• **Task requirements**
Going through the entries below, count each line containing the word "JSON". Report the number only.

• **The data**
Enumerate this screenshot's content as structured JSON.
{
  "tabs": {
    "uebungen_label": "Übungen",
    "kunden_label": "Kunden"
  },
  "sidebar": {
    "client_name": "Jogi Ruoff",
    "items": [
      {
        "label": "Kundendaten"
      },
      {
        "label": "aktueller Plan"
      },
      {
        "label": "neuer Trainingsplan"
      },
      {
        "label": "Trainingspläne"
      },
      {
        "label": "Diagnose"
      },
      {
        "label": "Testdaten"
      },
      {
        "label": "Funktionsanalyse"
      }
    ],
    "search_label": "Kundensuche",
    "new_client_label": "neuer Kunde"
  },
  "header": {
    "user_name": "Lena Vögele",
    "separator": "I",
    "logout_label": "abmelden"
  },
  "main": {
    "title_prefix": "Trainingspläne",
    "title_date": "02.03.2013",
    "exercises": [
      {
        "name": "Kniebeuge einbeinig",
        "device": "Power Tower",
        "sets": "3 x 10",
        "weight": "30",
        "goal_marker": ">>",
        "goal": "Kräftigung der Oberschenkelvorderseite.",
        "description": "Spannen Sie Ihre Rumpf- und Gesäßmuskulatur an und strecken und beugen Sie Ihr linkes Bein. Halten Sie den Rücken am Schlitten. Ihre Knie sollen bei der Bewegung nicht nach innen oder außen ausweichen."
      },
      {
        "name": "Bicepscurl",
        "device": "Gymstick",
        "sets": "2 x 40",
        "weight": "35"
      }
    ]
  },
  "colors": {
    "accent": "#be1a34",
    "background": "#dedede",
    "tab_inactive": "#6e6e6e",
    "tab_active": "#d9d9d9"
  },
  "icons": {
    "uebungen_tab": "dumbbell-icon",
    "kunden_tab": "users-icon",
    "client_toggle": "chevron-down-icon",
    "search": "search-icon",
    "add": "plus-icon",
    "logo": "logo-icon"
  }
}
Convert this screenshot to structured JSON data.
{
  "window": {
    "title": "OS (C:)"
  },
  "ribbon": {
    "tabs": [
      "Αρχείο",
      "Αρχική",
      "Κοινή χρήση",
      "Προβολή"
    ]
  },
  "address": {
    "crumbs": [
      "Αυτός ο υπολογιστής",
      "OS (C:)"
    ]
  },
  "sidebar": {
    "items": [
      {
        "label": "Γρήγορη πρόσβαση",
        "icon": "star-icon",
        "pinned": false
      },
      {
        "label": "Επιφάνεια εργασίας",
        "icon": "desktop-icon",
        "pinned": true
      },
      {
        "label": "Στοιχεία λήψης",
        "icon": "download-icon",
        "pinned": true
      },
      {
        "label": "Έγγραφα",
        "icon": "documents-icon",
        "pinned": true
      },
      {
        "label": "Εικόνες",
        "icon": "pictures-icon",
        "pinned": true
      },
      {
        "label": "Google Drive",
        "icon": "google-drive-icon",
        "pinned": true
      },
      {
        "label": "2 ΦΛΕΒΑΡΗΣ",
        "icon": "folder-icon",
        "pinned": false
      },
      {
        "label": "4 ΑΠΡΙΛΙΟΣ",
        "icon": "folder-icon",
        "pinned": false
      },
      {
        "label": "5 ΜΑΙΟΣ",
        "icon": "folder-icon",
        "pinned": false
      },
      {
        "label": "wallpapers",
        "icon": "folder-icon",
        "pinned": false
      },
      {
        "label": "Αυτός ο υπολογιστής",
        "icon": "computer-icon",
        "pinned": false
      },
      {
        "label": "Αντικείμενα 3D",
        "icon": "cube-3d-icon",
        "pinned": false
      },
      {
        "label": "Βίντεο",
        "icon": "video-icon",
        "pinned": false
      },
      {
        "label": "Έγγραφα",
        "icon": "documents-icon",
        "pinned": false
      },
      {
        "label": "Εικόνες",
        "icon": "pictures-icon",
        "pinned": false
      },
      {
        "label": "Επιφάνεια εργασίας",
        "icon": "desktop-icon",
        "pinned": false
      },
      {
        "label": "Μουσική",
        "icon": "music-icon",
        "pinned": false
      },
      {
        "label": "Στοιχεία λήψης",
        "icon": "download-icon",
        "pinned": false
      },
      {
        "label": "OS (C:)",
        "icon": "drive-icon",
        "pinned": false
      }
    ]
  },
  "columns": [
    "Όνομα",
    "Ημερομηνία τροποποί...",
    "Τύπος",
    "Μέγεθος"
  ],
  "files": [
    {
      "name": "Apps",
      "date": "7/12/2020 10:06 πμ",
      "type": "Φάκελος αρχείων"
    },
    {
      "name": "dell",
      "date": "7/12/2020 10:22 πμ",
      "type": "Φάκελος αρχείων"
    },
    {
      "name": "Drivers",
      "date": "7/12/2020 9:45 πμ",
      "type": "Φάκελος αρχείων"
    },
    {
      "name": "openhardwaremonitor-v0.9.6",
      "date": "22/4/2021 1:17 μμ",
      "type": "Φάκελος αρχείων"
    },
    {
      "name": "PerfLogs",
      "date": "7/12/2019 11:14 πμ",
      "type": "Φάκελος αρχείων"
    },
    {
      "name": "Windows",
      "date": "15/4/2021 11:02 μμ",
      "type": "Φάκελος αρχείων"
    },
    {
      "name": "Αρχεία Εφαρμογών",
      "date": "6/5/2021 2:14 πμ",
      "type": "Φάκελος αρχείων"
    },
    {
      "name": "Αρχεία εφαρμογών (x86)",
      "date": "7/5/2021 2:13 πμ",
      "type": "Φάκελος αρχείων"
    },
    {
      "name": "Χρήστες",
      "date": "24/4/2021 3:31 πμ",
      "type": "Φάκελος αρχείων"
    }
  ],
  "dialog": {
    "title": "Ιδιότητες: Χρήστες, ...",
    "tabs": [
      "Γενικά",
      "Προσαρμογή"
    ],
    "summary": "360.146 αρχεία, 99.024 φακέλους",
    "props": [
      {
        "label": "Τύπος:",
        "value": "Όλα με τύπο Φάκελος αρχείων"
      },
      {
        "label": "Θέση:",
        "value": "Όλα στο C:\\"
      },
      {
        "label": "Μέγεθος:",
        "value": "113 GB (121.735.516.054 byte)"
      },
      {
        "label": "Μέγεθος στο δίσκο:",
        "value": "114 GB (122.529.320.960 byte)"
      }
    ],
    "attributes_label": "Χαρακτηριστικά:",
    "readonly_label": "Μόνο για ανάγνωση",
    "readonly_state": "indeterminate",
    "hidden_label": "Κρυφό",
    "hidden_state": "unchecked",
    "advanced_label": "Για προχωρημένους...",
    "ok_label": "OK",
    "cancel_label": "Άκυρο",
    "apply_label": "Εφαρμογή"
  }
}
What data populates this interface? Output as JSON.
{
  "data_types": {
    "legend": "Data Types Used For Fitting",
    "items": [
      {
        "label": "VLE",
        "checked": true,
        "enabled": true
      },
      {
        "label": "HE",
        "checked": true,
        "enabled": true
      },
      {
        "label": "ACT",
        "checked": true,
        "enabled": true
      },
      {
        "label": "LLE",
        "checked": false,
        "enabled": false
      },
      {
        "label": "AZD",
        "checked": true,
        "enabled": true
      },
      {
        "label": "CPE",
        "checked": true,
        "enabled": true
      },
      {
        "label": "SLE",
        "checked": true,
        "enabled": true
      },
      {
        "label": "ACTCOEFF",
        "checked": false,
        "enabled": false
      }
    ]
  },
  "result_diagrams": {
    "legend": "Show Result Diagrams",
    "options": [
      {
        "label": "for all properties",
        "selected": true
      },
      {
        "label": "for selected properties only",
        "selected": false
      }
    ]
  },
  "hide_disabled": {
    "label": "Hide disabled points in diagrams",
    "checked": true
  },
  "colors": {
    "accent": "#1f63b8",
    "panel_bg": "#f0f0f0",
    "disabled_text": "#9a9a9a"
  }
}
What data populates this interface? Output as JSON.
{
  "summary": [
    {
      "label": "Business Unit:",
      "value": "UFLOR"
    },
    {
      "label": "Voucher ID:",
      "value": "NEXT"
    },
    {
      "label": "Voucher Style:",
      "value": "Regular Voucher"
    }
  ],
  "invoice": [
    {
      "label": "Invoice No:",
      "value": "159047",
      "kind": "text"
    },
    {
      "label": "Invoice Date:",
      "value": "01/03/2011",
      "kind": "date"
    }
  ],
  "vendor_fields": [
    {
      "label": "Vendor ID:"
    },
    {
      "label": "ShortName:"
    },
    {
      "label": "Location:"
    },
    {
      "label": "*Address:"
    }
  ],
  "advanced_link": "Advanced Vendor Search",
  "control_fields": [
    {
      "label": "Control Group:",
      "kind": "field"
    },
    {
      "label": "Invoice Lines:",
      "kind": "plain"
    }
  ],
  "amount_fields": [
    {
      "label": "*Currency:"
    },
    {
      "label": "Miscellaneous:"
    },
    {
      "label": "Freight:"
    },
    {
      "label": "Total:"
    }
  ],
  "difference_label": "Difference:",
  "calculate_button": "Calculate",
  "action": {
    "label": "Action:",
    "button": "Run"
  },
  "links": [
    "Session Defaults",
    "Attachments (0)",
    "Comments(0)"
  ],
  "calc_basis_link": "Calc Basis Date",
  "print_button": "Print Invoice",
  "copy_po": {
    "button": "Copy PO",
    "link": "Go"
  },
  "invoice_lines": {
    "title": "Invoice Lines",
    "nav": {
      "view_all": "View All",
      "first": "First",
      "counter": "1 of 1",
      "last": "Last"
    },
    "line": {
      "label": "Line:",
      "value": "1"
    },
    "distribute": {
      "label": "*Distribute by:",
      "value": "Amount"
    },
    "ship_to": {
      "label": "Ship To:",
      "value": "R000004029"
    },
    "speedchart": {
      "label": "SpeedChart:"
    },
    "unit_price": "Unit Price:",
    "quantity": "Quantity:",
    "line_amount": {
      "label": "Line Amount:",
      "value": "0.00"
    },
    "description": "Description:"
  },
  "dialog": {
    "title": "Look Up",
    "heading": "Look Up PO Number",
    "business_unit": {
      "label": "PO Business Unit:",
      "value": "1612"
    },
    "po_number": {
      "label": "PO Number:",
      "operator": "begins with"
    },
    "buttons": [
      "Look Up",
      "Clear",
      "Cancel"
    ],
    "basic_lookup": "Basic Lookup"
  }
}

• **Reply to the exercise**
4